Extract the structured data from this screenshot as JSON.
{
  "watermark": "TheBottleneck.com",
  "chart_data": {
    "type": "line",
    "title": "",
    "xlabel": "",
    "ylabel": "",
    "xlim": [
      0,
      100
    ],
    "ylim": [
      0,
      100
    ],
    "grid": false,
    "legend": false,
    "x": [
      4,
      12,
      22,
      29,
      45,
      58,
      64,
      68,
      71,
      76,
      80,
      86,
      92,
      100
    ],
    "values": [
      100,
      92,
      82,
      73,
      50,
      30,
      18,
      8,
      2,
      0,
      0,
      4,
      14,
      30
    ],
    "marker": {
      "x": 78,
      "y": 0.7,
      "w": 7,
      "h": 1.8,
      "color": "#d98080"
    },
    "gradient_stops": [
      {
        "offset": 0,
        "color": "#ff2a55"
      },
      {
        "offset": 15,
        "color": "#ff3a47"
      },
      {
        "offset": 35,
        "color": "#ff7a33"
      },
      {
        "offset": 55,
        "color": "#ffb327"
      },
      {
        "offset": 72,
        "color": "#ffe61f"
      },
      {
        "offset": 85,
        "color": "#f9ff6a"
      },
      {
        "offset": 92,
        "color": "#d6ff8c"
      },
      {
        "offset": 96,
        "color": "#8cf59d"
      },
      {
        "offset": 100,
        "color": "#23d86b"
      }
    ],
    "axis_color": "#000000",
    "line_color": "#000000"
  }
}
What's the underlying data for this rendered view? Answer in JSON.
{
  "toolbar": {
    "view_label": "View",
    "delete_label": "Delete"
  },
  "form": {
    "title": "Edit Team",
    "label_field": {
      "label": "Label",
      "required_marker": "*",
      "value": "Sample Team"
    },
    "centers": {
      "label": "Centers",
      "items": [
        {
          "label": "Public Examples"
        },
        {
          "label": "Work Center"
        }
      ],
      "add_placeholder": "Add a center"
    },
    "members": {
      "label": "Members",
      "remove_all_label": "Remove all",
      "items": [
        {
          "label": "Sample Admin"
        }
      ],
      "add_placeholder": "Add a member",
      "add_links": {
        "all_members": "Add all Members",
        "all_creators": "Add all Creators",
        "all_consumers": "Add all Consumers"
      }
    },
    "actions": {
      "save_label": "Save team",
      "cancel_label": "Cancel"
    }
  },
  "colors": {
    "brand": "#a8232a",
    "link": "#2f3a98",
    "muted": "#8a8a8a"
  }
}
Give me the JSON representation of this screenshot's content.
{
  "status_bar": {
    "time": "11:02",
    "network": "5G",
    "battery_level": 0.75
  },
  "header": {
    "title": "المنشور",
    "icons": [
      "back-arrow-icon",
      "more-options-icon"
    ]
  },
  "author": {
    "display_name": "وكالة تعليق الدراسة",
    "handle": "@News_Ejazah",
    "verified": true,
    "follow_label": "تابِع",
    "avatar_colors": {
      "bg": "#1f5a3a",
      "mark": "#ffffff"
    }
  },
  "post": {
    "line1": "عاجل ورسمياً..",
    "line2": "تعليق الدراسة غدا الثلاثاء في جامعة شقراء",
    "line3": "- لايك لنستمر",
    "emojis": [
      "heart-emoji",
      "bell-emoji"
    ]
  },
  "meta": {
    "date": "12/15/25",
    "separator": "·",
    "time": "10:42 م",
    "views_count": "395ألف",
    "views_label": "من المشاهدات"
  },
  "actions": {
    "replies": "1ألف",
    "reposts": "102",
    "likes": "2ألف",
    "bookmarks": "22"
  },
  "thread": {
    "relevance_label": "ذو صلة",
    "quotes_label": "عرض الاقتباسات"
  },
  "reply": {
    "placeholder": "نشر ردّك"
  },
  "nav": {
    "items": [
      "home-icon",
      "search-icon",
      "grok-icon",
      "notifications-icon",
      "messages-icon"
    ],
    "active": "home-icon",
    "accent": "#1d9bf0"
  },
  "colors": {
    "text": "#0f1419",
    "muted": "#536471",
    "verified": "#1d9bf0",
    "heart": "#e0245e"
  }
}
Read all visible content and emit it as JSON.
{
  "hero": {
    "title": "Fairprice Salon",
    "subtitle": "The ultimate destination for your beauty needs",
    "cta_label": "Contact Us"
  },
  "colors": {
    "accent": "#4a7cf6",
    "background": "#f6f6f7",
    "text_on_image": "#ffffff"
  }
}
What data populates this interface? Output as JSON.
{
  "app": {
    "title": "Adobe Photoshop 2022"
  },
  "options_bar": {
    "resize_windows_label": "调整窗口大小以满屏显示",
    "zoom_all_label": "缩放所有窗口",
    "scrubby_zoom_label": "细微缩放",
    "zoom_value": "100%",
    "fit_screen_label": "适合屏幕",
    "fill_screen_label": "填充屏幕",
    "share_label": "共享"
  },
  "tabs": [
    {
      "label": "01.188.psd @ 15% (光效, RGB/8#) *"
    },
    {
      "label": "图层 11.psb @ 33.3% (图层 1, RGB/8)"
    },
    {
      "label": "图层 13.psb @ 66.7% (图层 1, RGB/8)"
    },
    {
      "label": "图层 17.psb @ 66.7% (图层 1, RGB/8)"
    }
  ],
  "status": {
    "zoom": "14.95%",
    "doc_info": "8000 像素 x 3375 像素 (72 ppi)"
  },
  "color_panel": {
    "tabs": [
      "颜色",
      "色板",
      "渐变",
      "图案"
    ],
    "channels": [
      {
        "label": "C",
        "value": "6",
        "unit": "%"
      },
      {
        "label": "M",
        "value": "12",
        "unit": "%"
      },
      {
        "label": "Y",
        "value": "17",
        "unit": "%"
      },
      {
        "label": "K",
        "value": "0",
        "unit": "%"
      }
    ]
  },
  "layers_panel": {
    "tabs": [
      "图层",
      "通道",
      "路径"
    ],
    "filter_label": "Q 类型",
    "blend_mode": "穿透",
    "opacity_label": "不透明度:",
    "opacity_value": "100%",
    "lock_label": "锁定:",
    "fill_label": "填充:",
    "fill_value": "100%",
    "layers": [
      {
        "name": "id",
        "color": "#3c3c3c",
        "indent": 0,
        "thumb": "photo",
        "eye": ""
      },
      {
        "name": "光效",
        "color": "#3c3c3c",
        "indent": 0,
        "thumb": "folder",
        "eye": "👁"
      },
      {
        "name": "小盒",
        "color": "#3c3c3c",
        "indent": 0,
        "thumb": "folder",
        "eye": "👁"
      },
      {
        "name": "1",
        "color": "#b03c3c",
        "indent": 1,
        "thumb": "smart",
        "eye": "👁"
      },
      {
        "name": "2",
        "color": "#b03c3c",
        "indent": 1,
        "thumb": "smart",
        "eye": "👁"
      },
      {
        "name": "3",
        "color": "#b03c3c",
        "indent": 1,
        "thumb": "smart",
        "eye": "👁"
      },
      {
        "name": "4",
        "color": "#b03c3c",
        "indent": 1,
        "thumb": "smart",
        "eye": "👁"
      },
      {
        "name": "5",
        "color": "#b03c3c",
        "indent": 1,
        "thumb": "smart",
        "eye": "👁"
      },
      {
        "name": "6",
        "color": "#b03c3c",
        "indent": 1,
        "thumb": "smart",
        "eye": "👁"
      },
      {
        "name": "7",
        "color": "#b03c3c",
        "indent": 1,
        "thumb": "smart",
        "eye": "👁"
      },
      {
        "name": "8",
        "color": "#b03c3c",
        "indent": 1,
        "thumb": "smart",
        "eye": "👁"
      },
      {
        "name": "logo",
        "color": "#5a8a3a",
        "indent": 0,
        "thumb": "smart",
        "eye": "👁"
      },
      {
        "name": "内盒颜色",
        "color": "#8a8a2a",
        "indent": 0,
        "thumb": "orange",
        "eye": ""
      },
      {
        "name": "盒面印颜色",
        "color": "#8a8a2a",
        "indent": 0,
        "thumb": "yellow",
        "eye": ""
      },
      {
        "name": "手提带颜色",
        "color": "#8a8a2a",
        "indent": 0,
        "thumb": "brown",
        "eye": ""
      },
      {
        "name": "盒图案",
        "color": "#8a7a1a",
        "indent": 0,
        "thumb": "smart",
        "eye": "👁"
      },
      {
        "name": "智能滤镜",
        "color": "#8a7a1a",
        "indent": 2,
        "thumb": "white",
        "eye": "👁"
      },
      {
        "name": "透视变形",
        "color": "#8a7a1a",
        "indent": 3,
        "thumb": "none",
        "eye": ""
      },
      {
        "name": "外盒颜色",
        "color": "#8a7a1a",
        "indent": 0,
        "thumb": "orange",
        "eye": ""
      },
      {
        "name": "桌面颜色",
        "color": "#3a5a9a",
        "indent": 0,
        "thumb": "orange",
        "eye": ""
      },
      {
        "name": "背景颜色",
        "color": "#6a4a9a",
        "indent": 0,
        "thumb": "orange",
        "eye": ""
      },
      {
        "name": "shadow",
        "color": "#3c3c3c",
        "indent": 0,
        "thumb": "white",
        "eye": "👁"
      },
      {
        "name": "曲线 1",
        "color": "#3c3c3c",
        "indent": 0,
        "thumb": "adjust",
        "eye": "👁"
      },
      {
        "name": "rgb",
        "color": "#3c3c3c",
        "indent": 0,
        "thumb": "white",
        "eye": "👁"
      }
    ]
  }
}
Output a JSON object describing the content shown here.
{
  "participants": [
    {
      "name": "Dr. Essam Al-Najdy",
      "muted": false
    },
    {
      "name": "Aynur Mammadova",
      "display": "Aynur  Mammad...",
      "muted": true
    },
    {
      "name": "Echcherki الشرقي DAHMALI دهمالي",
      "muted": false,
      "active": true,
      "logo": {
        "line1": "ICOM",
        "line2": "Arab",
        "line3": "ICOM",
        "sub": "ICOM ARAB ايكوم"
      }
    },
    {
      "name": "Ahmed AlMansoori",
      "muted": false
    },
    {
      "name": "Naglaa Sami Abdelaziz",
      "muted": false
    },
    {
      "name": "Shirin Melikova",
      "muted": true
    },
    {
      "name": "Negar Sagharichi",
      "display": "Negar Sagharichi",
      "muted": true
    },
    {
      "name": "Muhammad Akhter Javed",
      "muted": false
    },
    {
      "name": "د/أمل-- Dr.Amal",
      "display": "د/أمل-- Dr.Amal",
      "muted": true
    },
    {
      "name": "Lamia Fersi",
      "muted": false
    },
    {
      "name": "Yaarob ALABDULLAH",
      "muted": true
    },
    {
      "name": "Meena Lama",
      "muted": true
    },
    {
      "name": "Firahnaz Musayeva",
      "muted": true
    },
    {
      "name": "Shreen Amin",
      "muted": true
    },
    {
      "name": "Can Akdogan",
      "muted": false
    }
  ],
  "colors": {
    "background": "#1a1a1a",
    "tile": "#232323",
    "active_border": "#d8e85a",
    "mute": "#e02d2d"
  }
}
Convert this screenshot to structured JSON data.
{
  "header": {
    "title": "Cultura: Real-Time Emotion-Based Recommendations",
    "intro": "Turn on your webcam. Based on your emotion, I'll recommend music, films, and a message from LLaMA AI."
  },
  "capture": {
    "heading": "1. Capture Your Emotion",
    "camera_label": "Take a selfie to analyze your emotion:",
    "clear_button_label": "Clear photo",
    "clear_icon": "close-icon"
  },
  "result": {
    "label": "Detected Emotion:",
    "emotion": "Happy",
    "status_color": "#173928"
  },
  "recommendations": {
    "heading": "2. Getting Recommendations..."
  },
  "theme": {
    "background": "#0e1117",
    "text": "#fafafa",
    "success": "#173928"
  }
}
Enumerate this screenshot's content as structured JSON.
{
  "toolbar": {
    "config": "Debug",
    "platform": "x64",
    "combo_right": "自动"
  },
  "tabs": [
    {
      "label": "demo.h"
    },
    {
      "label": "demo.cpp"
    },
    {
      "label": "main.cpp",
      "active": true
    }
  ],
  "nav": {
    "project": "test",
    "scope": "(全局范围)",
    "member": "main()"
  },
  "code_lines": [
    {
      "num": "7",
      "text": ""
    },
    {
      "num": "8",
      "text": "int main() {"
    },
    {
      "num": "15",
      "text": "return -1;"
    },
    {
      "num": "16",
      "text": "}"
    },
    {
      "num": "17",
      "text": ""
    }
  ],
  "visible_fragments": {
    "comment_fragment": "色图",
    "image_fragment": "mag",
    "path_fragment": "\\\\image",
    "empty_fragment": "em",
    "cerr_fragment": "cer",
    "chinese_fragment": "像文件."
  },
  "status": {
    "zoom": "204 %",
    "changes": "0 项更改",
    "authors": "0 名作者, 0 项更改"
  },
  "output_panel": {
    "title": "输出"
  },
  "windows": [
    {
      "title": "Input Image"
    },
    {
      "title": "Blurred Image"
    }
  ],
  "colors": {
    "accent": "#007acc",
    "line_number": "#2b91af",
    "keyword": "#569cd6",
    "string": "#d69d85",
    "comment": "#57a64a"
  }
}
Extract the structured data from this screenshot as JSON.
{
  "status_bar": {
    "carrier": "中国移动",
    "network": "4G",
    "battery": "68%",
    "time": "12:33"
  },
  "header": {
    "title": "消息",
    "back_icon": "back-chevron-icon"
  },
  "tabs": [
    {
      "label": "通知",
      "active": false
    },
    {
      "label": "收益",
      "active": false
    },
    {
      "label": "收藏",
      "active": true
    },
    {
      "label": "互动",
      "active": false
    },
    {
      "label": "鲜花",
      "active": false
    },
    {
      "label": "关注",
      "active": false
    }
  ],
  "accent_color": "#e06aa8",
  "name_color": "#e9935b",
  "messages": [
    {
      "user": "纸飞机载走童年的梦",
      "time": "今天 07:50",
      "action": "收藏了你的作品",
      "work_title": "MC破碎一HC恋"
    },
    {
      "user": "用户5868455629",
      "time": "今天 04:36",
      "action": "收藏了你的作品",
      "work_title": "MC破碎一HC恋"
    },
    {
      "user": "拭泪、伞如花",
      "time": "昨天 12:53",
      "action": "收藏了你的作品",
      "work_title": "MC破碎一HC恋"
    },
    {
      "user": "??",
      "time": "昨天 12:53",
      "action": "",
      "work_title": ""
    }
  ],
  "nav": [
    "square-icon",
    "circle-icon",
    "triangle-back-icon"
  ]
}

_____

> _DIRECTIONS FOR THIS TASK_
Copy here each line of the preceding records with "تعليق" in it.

> _RESPONSE FOR THIS EXERCISE_
    "display_name": "وكالة تعليق الدراسة",
    "line2": "تعليق الدراسة غدا الثلاثاء في جامعة شقراء",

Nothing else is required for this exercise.